What It Means: In two fights – in 10 days, mind you – Khamzat Chimaev put the MMA world on notice with ultra-aggressive, mauling performances in which he did not take any damage. So far, his game plan has been to bullrush his opponent, get them to the mat, and then throw a never-ending storm of ground-and-pound. Pauses only come when he blankets his foe and prevents them from getting up, and he is keen to find a submission as well if the window presents itself.
Key Stats: 5 submission wins (1st all-time among MW), 46% takedown defense, 43.8% takedown accuracy (5th)
What It Means: “GM3” is as slick as they get on the ground and he has a penchant for finding a submission out of nowhere. He’s also adept at setting his opponent up to fall into a trap so he can sweep and continue his grappling attack. His overall offense has improved as well, and his blend from striking to grappling makes him a difficult opponent for more single-minded opponents. With 44 professional fights under his belt, he is as experienced as they come and is leaning into playing spoiler against Chimaev’s rising star. Since entering the UFC in 2016, he has hung right outside the top 15, dropping fights almost exclusively to fighters either in the same range or in the top of the weight class.
What to Look For in the Fight: Chimaev was probably the biggest winner coming out of Fight Island, gaining notoriety not only for picking up a pair of wins in a record-breaking time frame but also with his “smashing” style that drew quick comparisons to Khabib Nurmagomedov. While his wins were impressive, Meerschaert is his toughest test by a long shot, so if the veteran can provide some resistance, it will be interesting to see how Chimaev can adjust on the fly. Meerschaert is dangerous off his back and can take advantage of an overly aggressive fighter, but Chimaev, to this point, has shown that he might have a little extra something that makes him a potential contender sooner than later.
Key Stats: 59.8% significant strike accuracy (7th all-time), +1.56 striking differential (tied 6th), 4.49 strikes landed per minute (8th)
What It Means: The chatterbox that is Kevin Holland continues to show he has the skill set to back up his penchant for in-fight talking. Always game to step in on short notice, Holland’s striking makes the most of his 6-foot-3 frame and 81-inch reach. He utilizes a nice mixture of front and roundhouse kicks to the body and legs to throw off his foe’s timing, and as he has gained more experience, he has become more efficient as well. His last fight showed a good balance in activity and precision, picking his shots while still keeping pressure on high. He has a tricky jiu-jitsu game as well, always ready to fish for a submission either off his back or in a controlling position.
Key Stats: 2.64 strikes absorbed per minute (10th), 2.97 strikes landed per minute, 64% takedown defense

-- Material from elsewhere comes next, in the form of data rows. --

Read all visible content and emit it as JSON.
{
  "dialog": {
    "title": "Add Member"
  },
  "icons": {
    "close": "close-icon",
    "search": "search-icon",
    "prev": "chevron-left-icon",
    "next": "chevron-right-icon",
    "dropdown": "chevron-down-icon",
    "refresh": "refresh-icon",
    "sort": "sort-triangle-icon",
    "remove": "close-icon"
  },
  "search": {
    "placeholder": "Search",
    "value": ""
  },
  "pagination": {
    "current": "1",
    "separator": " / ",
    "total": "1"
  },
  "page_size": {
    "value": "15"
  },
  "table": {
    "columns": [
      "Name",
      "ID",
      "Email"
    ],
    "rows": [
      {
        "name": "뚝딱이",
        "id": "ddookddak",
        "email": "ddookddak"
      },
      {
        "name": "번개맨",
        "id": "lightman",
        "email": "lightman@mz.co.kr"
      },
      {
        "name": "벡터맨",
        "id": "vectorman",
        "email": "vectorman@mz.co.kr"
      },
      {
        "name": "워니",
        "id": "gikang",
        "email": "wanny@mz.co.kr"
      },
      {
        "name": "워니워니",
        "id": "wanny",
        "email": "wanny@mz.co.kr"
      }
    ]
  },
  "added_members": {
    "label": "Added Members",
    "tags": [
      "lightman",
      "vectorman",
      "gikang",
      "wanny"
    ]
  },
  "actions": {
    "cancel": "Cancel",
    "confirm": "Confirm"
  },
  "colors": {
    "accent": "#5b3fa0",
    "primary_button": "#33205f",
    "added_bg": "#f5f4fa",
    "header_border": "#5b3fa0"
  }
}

What It Means: Darren Stewart is a well-rounded, aggressive fighter who has continued to improve each time he steps in the Octagon. Mostly holding a reputation as a technical standup fighter, Stewart has rounded out his game nicely in order to help keep the fight in the space and tempo that he best likes to work. After a rocky start to his UFC career, Stewart has won five of his last seven fights, including a first-round submission win in his last outing about six weeks ago. He has the skills and awareness to shut down his opponent’s attack and find his own openings and isn’t afraid to make the fight a bit of a grinder.
What to Look For in the Fight: If Kevin Holland keeps things at a distant range, he’ll likely be dictating the tempo of the fight and finding more success. He is an aggressive striker when he opens up, but Stewart isn’t any sort of slouch on the feet either. He mixes in some grappling pretty well too, so if one fighter starts to find some momentum in the striking department, don’t be surprised if there’s a few clinch situations on the fence that could get tricky with Holland’s submission game as well.
*Hasn’t competed in enough UFC fights to qualify in Record Book in their division